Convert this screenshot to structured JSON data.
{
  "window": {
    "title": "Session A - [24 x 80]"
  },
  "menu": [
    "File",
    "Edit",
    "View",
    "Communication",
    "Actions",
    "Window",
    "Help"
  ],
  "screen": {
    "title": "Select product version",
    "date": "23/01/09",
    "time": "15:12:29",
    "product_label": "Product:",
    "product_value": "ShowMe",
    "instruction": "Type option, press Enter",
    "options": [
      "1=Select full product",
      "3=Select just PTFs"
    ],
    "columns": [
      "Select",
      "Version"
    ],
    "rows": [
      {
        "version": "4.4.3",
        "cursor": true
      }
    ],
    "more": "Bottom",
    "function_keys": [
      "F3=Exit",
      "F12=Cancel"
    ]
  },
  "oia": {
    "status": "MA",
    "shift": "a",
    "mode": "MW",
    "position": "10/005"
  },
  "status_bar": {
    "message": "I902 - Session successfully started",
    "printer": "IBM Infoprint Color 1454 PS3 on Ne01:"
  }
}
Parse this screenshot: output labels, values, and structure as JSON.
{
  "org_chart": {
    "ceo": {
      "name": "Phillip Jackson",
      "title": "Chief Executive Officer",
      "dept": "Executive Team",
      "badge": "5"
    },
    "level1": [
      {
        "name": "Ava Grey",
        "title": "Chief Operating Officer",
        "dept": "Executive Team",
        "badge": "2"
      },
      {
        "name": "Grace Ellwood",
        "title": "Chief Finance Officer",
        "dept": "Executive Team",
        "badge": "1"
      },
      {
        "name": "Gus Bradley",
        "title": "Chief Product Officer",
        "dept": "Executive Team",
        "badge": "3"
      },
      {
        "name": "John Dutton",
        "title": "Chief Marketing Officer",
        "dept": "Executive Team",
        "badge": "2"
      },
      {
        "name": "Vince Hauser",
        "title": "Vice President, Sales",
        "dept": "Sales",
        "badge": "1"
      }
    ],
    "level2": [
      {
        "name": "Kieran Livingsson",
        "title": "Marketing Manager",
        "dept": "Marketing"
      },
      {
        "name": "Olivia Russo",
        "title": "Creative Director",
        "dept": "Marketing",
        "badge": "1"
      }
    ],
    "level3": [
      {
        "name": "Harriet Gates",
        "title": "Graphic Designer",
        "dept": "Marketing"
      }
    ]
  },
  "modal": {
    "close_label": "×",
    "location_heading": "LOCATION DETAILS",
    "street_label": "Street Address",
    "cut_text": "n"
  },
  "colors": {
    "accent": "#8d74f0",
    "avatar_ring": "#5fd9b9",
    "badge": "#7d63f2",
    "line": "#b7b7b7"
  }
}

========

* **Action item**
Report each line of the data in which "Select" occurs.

* **Solution for this exercise**
    "title": "Select product version",
      "1=Select full product",
      "3=Select just PTFs"
      "Select",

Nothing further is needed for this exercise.